As a recovering binge eater, the “I had no idea” speaks to me another level as well, to the secret nature of so many eating disorders. At this point, I will warn anyone who thinks hearing about someone else’s binge eating disorder might be a trigger for your own issues, please be warned and consider if you want to read further.
When I first opened up to my husband about my binge eating (more binge eating disorder here), those were the actual words he said: “I had no idea.” He adores me, pays attention to me and had lived with me for over two years at this point and yet had no idea that I would binge in my car on fast food before I came home and made dinner for the two of us or that I would always buy two loaves of bread at Panera so I could eat one in my office and bring the other home. He had no idea the number of times I hid in the pantry or the bathroom or any other place where no one was watching so I could eat and eat and eat. He had no idea that I needed him to throw that birthday cake in the garbage outside and cover it with other garbage because I was so emotionally raw from having this conversation about how I really had a problem, that if it was in the (somehow cleaner?) kitchen garbage can, I might eat it anyway. He had no idea. He had no idea what it was like to feel so out of control and so disgusted with oneself over those episodes and still doesn’t because I don’t know quite how to describe it.

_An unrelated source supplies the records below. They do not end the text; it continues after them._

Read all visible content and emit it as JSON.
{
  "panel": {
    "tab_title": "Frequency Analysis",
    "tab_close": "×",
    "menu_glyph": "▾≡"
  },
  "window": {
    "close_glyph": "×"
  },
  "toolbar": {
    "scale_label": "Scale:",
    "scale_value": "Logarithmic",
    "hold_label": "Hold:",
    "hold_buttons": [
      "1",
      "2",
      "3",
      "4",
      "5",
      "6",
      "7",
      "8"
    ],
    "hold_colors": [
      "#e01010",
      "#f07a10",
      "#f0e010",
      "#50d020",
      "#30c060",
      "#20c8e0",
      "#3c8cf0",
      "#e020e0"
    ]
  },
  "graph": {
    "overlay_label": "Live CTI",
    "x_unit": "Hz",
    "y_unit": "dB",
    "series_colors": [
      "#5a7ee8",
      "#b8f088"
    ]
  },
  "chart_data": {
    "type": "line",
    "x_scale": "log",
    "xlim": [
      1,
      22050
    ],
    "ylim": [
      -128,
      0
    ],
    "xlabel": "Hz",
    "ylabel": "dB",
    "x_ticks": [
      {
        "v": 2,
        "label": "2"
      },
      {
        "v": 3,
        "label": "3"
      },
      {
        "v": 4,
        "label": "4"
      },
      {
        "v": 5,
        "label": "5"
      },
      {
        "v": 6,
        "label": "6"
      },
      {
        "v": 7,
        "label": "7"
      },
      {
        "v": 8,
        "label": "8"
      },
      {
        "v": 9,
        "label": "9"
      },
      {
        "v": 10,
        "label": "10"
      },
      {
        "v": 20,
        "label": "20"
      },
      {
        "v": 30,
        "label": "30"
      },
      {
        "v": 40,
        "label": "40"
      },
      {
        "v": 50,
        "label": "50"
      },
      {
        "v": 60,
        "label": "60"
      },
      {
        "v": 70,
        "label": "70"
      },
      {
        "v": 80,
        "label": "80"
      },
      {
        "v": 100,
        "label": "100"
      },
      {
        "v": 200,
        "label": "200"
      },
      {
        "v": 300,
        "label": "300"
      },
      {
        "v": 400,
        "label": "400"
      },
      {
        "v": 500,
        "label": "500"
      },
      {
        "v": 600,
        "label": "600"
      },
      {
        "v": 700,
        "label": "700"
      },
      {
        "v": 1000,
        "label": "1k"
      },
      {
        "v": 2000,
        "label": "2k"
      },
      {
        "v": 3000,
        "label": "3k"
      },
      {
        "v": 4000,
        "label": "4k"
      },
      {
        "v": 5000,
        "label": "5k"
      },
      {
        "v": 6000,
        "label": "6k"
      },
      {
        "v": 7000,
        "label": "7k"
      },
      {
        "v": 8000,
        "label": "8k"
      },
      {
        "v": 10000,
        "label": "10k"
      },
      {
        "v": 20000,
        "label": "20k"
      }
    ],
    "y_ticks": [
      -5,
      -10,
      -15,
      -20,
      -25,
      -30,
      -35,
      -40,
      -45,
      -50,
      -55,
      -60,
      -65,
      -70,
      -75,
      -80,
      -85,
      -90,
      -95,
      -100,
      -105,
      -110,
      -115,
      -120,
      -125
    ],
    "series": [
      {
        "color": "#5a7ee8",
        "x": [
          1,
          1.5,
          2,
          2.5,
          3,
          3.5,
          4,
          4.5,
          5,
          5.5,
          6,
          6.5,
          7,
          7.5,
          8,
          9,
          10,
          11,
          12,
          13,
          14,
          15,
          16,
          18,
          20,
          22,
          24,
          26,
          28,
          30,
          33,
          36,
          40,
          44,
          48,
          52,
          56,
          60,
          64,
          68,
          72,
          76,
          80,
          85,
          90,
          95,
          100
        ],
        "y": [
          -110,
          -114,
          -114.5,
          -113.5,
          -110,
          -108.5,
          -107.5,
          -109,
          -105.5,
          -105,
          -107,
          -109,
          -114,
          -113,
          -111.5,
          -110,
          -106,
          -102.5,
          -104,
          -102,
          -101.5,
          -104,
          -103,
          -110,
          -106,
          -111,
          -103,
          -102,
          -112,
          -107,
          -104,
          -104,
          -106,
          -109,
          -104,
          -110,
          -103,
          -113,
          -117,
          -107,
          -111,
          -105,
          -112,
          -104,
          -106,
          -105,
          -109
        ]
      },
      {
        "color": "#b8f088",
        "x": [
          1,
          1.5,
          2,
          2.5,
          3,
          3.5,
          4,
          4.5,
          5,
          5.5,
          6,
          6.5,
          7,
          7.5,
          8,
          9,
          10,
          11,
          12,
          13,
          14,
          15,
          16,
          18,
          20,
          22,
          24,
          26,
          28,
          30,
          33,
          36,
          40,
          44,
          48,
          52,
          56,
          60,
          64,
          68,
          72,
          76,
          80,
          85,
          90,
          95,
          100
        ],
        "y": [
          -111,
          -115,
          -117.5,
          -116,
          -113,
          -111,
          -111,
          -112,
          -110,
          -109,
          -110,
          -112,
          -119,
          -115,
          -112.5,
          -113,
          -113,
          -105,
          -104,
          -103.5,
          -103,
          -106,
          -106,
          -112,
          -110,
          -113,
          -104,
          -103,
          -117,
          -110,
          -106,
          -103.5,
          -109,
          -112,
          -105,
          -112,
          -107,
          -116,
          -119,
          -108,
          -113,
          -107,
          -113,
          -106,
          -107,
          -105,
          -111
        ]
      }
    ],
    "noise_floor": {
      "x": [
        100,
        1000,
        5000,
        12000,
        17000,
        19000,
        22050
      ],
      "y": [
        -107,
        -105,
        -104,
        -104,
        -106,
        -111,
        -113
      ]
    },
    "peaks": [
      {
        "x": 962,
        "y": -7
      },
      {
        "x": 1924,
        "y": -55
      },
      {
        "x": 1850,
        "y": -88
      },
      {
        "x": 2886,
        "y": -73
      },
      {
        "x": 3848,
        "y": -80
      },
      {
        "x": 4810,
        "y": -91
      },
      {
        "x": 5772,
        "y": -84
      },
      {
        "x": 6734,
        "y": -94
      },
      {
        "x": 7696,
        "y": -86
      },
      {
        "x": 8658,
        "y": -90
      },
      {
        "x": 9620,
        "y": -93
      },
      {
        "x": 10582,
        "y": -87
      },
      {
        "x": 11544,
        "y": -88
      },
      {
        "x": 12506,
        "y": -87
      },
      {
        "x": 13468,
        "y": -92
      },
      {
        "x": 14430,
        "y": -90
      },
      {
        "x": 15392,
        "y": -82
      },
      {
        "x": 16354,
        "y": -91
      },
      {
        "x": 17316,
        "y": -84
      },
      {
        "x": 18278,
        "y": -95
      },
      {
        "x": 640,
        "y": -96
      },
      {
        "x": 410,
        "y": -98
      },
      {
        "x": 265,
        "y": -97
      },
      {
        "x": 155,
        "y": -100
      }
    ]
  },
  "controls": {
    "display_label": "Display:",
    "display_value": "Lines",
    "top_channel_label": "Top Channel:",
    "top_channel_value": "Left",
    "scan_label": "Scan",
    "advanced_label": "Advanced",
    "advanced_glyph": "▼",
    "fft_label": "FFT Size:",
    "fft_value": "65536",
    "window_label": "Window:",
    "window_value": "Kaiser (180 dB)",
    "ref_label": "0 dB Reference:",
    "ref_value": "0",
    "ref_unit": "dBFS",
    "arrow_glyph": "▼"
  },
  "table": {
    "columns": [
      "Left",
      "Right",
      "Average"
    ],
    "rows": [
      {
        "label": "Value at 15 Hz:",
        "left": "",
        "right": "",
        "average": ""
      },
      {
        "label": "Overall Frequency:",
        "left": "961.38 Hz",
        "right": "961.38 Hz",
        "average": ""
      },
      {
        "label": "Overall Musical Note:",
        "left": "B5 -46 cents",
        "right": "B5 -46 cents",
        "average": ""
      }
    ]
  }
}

I can’t even remember how old I was when I first started this. I know it was junior high or early high school, because I can remember vividly sneaking into a particular bathroom in a particular house we had to close the door and inhale the slices of white sandwich bread I’d smuggled in there or the nook under the stairs in that house where I would do it. It really got out of control in my early 20s when I lived alone and didn’t have to work so hard to hide anymore. Oddly, I still sometime found myself eating in weird places, hiding even though there was no one to catch me.
For a long time, an element of the self-disgust was that I had no reason to be screwed up. Do you really need an excuse to have an eating disorder? Of course not – it can happen to anyone and it isn’t your fault. (Let me say that again in case someone out there needs to hear it: It isn’t your fault.) In my screwed up young mind, I couldn’t possibly have an eating disorder because people with eating disorders were thin. Now, of course, I know that isn’t true. People with eating disorders can look like anyone and everyone.
It’s getting better. I don’t know that it will ever go away, but it definitely gets better. I’ve spent a lot of time practicing and learning my triggers, learning new coping mechanisms and dealing with the emotional issues that are my biggest triggers. I’ve been very open with my husband, who even though he doesn’t know exactly what it feels like, knows that he will help me however he can. That may mean moving things I’d binge out of the house on bad days. That may mean helping me talk through something or sending me out for a run instead. The solutions are going to be different for every person, but first you have to take the steps to look for those solutions.
If you think you or someone you love may have an eating disorder, or even if you just want to learn more so that you can help others you may encounter, check out the National Eating Disorders Association and #NEDAwareness. There is also free online screening for eating disorders available at MyBodyScreening.org. Most of all, be kind to each other because you never know what someone else may be struggling with.